Williams and Western Michigan’s Corey Davis are two of the best prospects at wide receiver in this draft class and, if you’re looking for more things the 2016 season didn’t change, the Eagles still need a wide receiver, or three. The lack of progress and production by youngsters Nelson Agholor, Dorial Green-Beckham and, before his release, Josh Huff, most recently resulted in Greg Lewis losing his job as wide receivers coach.
Even Jordan Matthews had his worst season while struggling to get on the field. Zach Ertz led the team in receptions, yards and touchdowns, with just four of the last. Providing Wentz with offensive weapons has become the chief mission of the offseason. Alshon Jeffery, Kenny Stills and DeSean Jackson are the veteran names that dominate the conversation. At running back, Florida State’s Dalvin Cook and Texas’ D’Onta Foreman are early round draft possibilities. Be it signing Jackson or Stills, or drafting Washington’s John Ross, adding deep speed is a priority.
On defense, cornerback is another unfortunately unchanged story. Despite at least average safety play, Pro Football Focus ranked the Eagles secondary 32nd (or, in layman’s terms: last) in the NFL in 2016 due to the play of the corners. Jalen Mills was a seventh round rookie moving to the position from safety and asked to cover the NFL’s best receivers. He survived, and can be excused. For Jim Schwartz favorite Leodis McKelvin and Nolan Carroll, who led the NFL in pass interference penalties, it’s less easy to advocate their return.
It’s also less easy to replace them. The Eagles may be well wary of shopping for a cornerback in free agency after being burned on Nnamdi Asomugha and Maxwell. That means corner will compete with receiver and running back for attention on draft day. The good news is that the corner class in 2016 is deep and talent rich and more than one first-round prospect is almost guaranteed to slip into the second day.
Taking care of their own
While it’s more fun to prognosticate what new blood the Eagles can add to positions of need, there are their own players to keep in the fold, and this year Bennie Logan, Trey Burton and Carroll all have expiring contracts that need addressed.
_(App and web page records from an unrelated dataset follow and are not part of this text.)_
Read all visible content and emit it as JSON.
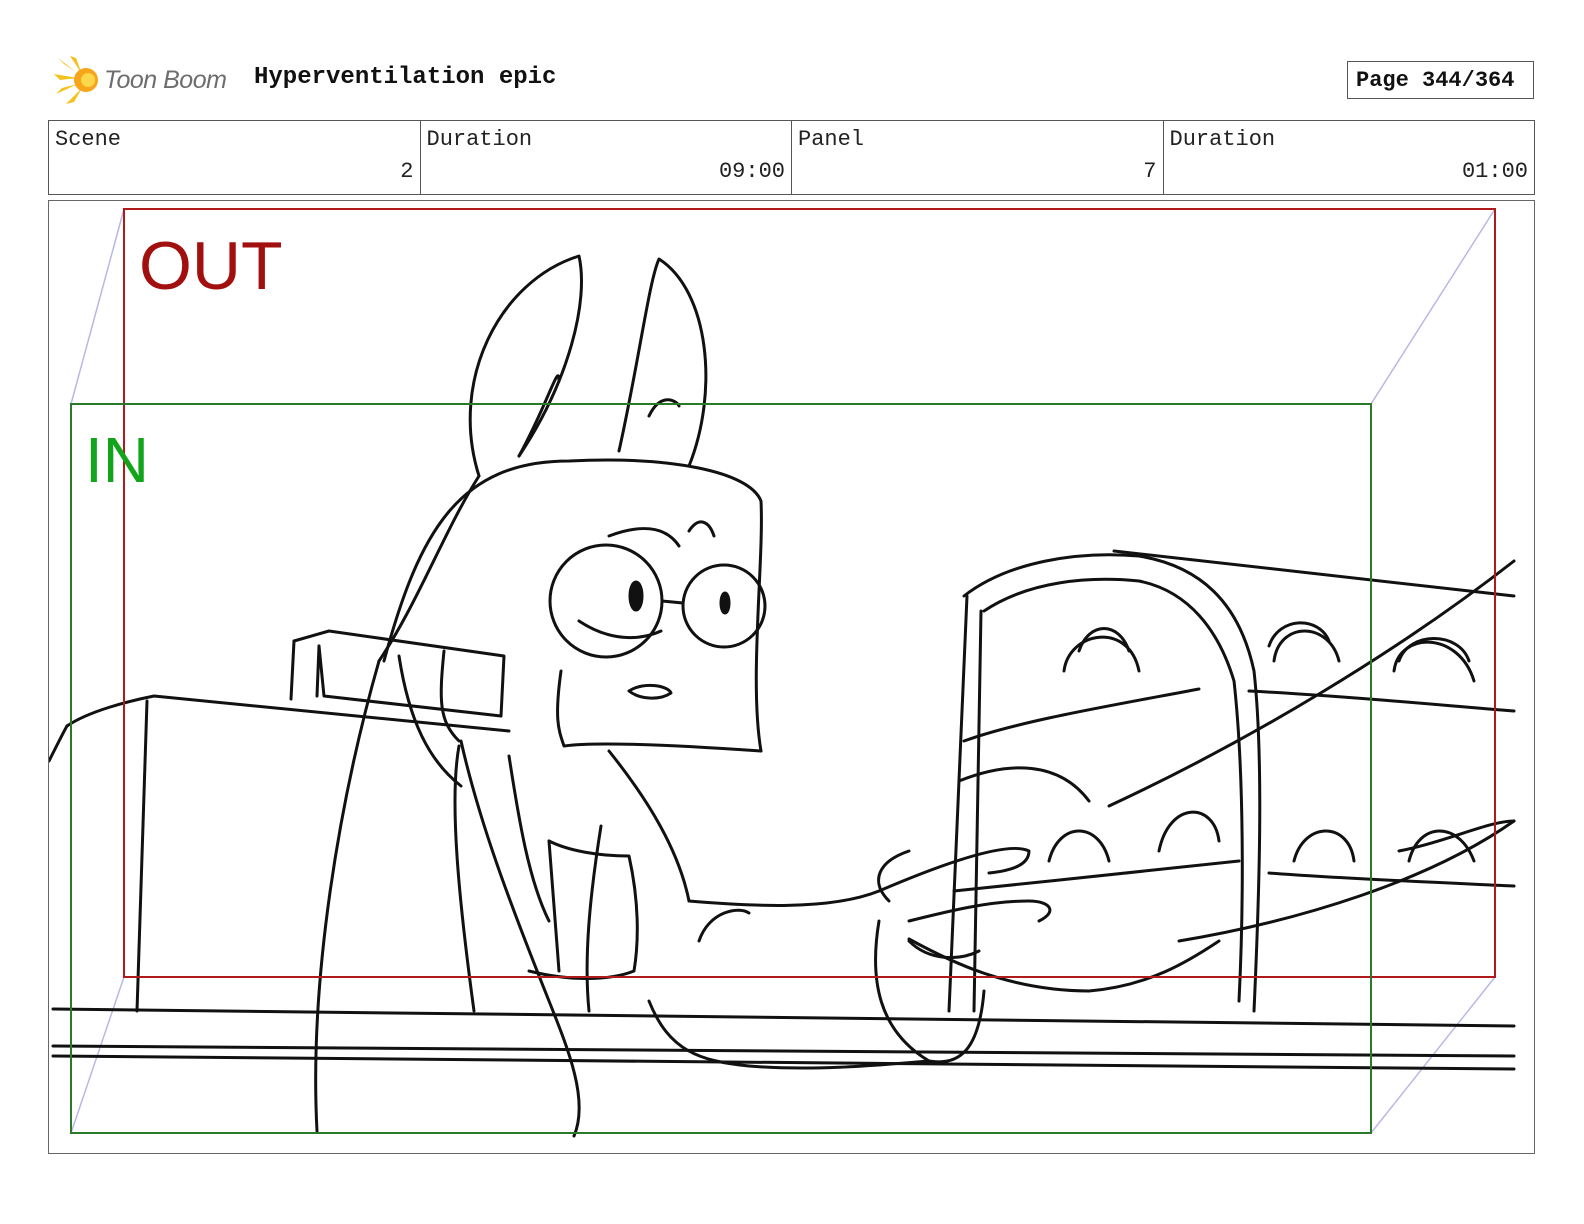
{
  "header": {
    "logo_text": "Toon Boom",
    "project_title": "Hyperventilation epic",
    "page_label": "Page 344/364"
  },
  "info": {
    "scene_label": "Scene",
    "scene_value": "2",
    "scene_duration_label": "Duration",
    "scene_duration_value": "09:00",
    "panel_label": "Panel",
    "panel_value": "7",
    "panel_duration_label": "Duration",
    "panel_duration_value": "01:00"
  },
  "frames": {
    "out_label": "OUT",
    "in_label": "IN"
  },
  "colors": {
    "out_frame": "#b01a1a",
    "in_frame": "#2a7a2a",
    "perspective": "#b8b8e6"
  }
}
Logan in particular should be due a big increase in salary.
To find the money to do that and buy a wide receiver or two in free agency, the Eagles may need to increase their $9.5 million cap figure. Jason Peters, Connor Barwin, Mathews and McKelvin are some players whose contracts offer significant cap relief to the Eagles if restructured or released